Two more days and it is officially autumn. The fleet of white plastic boats is gone. Only a few committed yachters visit the marina. The little birds have flown south, the daylight is noticeably less each day, the morning dew lingers until noon and in the late afternoon it settles again. Painting brightwork is now an urgent order of business. I’m two weeks short of the deadline for sailing away. It is not going to happen this year but life should be an adventure so we’ll find a creative way of dealing with winter and all its dark gremlins.
One of the secrets to good writing is to quit before the reader does. My first blog, almost a year ago already, was a commitment to go sailing and indulge a very long-lived dream. It would be very easy at this point to produce big fat excuses and pack it all in for an existence in front of the television.
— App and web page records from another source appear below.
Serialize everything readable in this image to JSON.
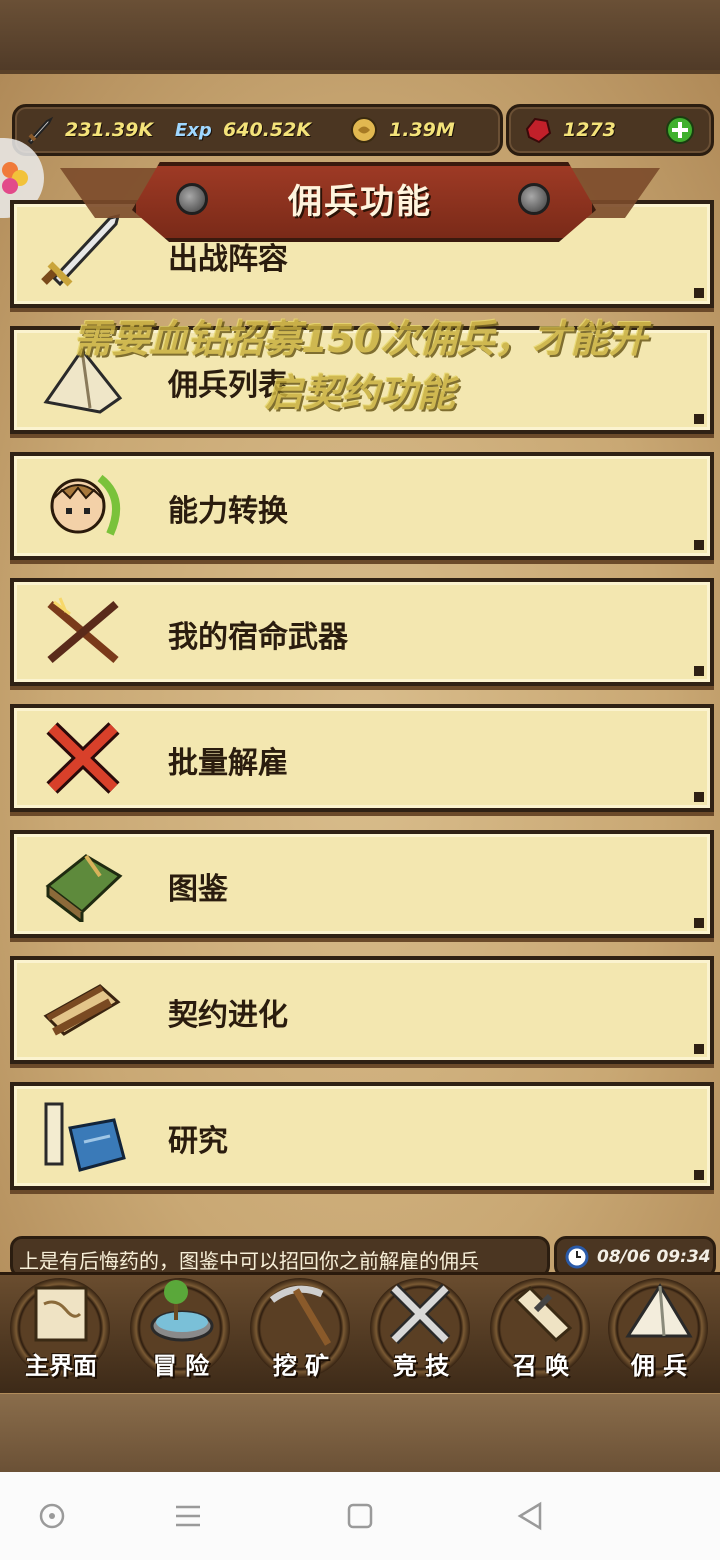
{
  "resources": {
    "attack": "231.39K",
    "exp_icon_label": "Exp",
    "exp": "640.52K",
    "gold": "1.39M",
    "gems": "1273"
  },
  "title": "佣兵功能",
  "menu": [
    {
      "label": "出战阵容",
      "icon": "sword-icon"
    },
    {
      "label": "佣兵列表",
      "icon": "tent-icon"
    },
    {
      "label": "能力转换",
      "icon": "hero-portrait-icon"
    },
    {
      "label": "我的宿命武器",
      "icon": "crossed-weapons-icon"
    },
    {
      "label": "批量解雇",
      "icon": "red-x-icon"
    },
    {
      "label": "图鉴",
      "icon": "green-book-icon"
    },
    {
      "label": "契约进化",
      "icon": "scroll-icon"
    },
    {
      "label": "研究",
      "icon": "candle-book-icon"
    }
  ],
  "toast": {
    "line1": "需要血钻招募150次佣兵，才能开",
    "line2": "启契约功能"
  },
  "ticker": "上是有后悔药的，图鉴中可以招回你之前解雇的佣兵",
  "clock": "08/06 09:34",
  "nav": [
    {
      "label": "主界面"
    },
    {
      "label": "冒 险"
    },
    {
      "label": "挖 矿"
    },
    {
      "label": "竞 技"
    },
    {
      "label": "召 唤"
    },
    {
      "label": "佣 兵"
    }
  ]
}
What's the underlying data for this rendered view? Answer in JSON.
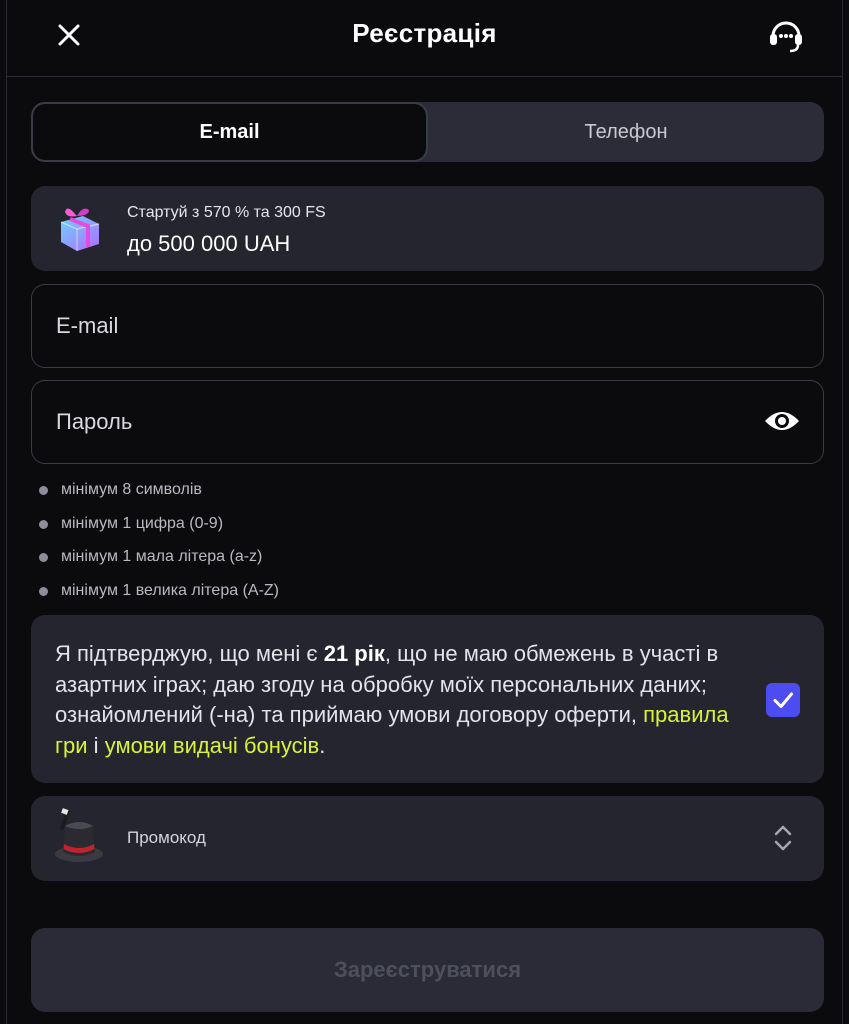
{
  "header": {
    "title": "Реєстрація"
  },
  "tabs": [
    {
      "label": "E-mail",
      "active": true
    },
    {
      "label": "Телефон",
      "active": false
    }
  ],
  "bonus": {
    "line1": "Стартуй з 570 % та 300 FS",
    "line2": "до 500 000 UAH",
    "icon": "gift-icon"
  },
  "form": {
    "email_placeholder": "E-mail",
    "email_value": "",
    "password_placeholder": "Пароль",
    "password_value": ""
  },
  "password_requirements": [
    "мінімум 8 символів",
    "мінімум 1 цифра (0-9)",
    "мінімум 1 мала літера (a-z)",
    "мінімум 1 велика літера (A-Z)"
  ],
  "consent": {
    "text_before": "Я підтверджую, що мені є ",
    "age": "21 рік",
    "text_middle": ", що не маю обмежень в участі в азартних іграх; даю згоду на обробку моїх персональних даних; ознайомлений (-на) та приймаю умови договору оферти, ",
    "link_rules": "правила гри",
    "conjunction": " і ",
    "link_bonus": "умови видачі бонусів",
    "text_end": ".",
    "checked": true
  },
  "promo": {
    "label": "Промокод",
    "icon": "magic-hat-icon"
  },
  "submit": {
    "label": "Зареєструватися"
  },
  "colors": {
    "background": "#0b0b0d",
    "card": "#24252f",
    "accent_link": "#d9f23a",
    "checkbox": "#4d4cf0",
    "submit_disabled_text": "#4e4f5c"
  }
}
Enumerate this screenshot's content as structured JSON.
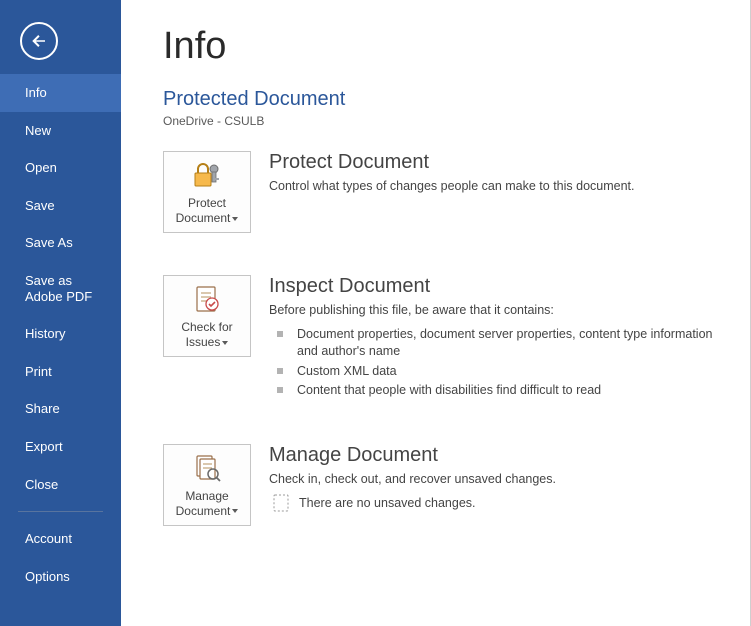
{
  "sidebar": {
    "items": [
      {
        "label": "Info",
        "selected": true
      },
      {
        "label": "New"
      },
      {
        "label": "Open"
      },
      {
        "label": "Save"
      },
      {
        "label": "Save As"
      },
      {
        "label": "Save as Adobe PDF"
      },
      {
        "label": "History"
      },
      {
        "label": "Print"
      },
      {
        "label": "Share"
      },
      {
        "label": "Export"
      },
      {
        "label": "Close"
      }
    ],
    "footer": [
      {
        "label": "Account"
      },
      {
        "label": "Options"
      }
    ]
  },
  "page": {
    "title": "Info",
    "doc_title": "Protected Document",
    "doc_location": "OneDrive - CSULB"
  },
  "protect": {
    "button_label": "Protect Document",
    "title": "Protect Document",
    "desc": "Control what types of changes people can make to this document."
  },
  "inspect": {
    "button_label": "Check for Issues",
    "title": "Inspect Document",
    "desc": "Before publishing this file, be aware that it contains:",
    "items": [
      "Document properties, document server properties, content type information and author's name",
      "Custom XML data",
      "Content that people with disabilities find difficult to read"
    ]
  },
  "manage": {
    "button_label": "Manage Document",
    "title": "Manage Document",
    "desc": "Check in, check out, and recover unsaved changes.",
    "status": "There are no unsaved changes."
  }
}
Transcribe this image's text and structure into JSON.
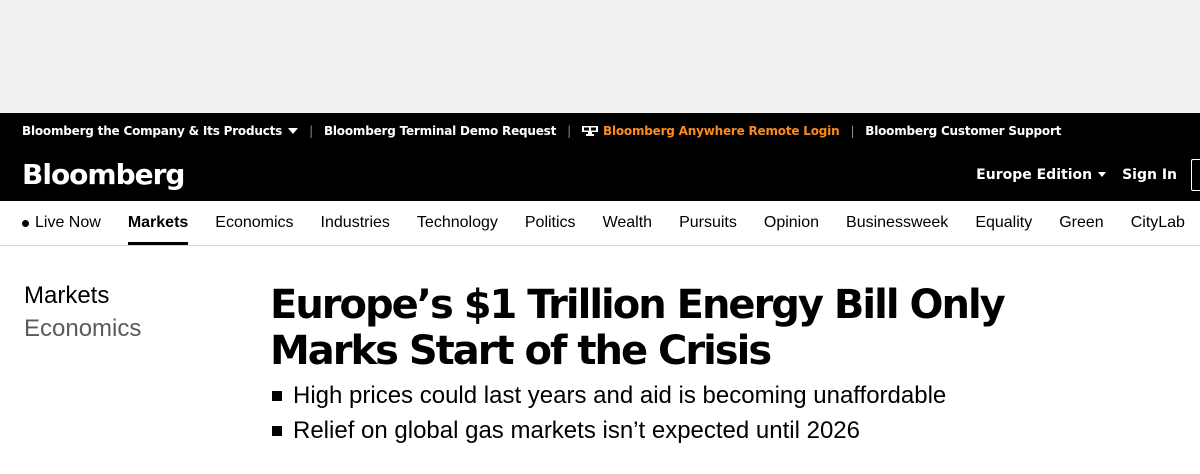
{
  "utility_bar": {
    "company_products": "Bloomberg the Company & Its Products",
    "terminal_demo": "Bloomberg Terminal Demo Request",
    "anywhere_login": "Bloomberg Anywhere Remote Login",
    "customer_support": "Bloomberg Customer Support",
    "separator": "|",
    "accent_color": "#fb8b1e"
  },
  "brand_bar": {
    "logo": "Bloomberg",
    "edition": "Europe Edition",
    "sign_in": "Sign In"
  },
  "nav": {
    "items": [
      {
        "label": "Live Now"
      },
      {
        "label": "Markets",
        "active": true
      },
      {
        "label": "Economics"
      },
      {
        "label": "Industries"
      },
      {
        "label": "Technology"
      },
      {
        "label": "Politics"
      },
      {
        "label": "Wealth"
      },
      {
        "label": "Pursuits"
      },
      {
        "label": "Opinion"
      },
      {
        "label": "Businessweek"
      },
      {
        "label": "Equality"
      },
      {
        "label": "Green"
      },
      {
        "label": "CityLab"
      }
    ]
  },
  "article": {
    "categories": [
      "Markets",
      "Economics"
    ],
    "headline": "Europe’s $1 Trillion Energy Bill Only Marks Start of the Crisis",
    "abstract": [
      "High prices could last years and aid is becoming unaffordable",
      "Relief on global gas markets isn’t expected until 2026"
    ]
  }
}
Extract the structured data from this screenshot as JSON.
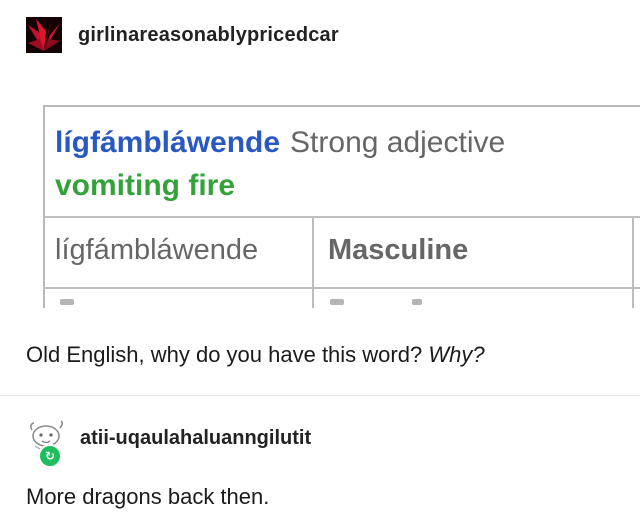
{
  "post": {
    "username": "girlinareasonablypricedcar",
    "avatar_icon": "red-flower-icon",
    "embedded_image": {
      "headword": "lígfámbláwende",
      "part_of_speech": "Strong adjective",
      "gloss": "vomiting fire",
      "table_cell_1": "lígfámbláwende",
      "table_cell_2": "Masculine"
    },
    "caption_text": "Old English, why do you have this word? ",
    "caption_emphasis": "Why?"
  },
  "reblog": {
    "username": "atii-uqaulahaluanngilutit",
    "avatar_icon": "doodle-avatar-icon",
    "badge_icon": "reblog-icon",
    "text": "More dragons back then."
  },
  "colors": {
    "headword": "#2a58c2",
    "gloss": "#34a23a",
    "reblog_badge": "#1fbd5e",
    "avatar_red": "#c8102e"
  }
}
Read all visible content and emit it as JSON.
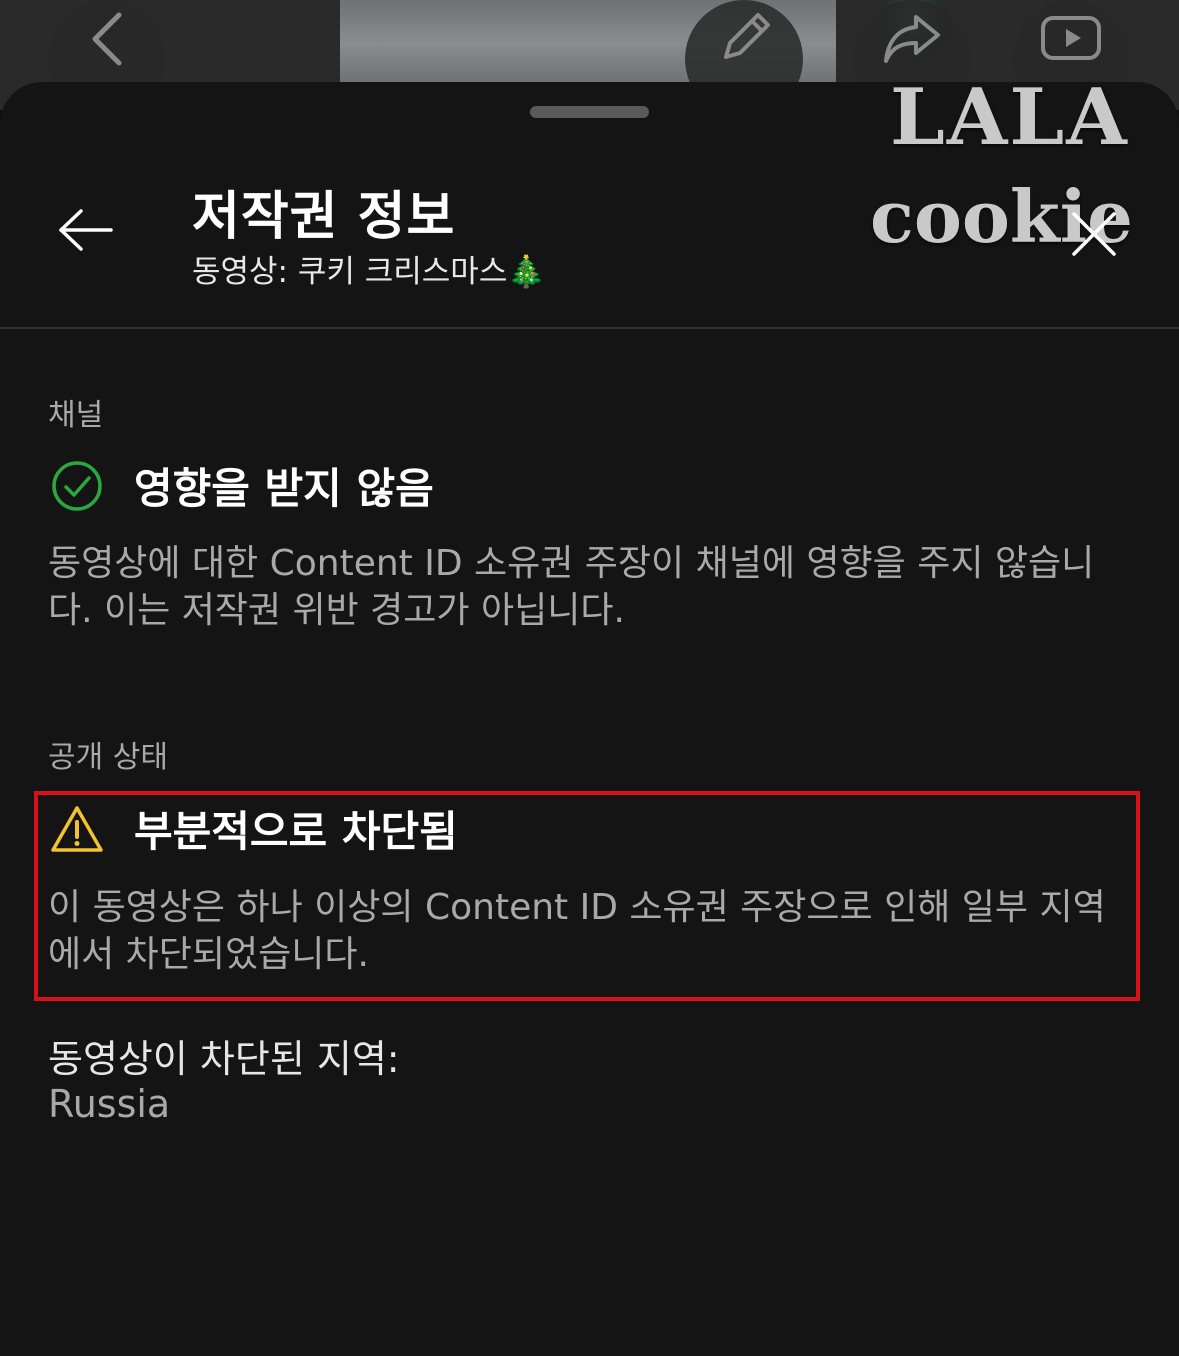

That won’t happen. I owe it to my readers, myself and my wife, (Whom I have tortured with this passion for decades.) The dream is alive, I’ll blog on. One day soon I’ll be able to post a photo in a blog of clear, warm green water surging through the scuppers with a palm-fringed shoreline in the background. I hope you’ll be there with me; it is going to be a grand day. In the meantime, the journey continues one stumbling step at a time.
By the way, one of the reasons I ended up with this boat is that it has an extra double bunk in a separate cabin. There are two other comfy bunks and lots of room topside to sleep under the stars in southern climates. Guests are welcome, especially….. if they can help defray costs and want to enjoy a unique, inexpensive vacation. Think about it. The ‘Seafire’ Hotel will be opening soon somewhere down there. See ya in the movies!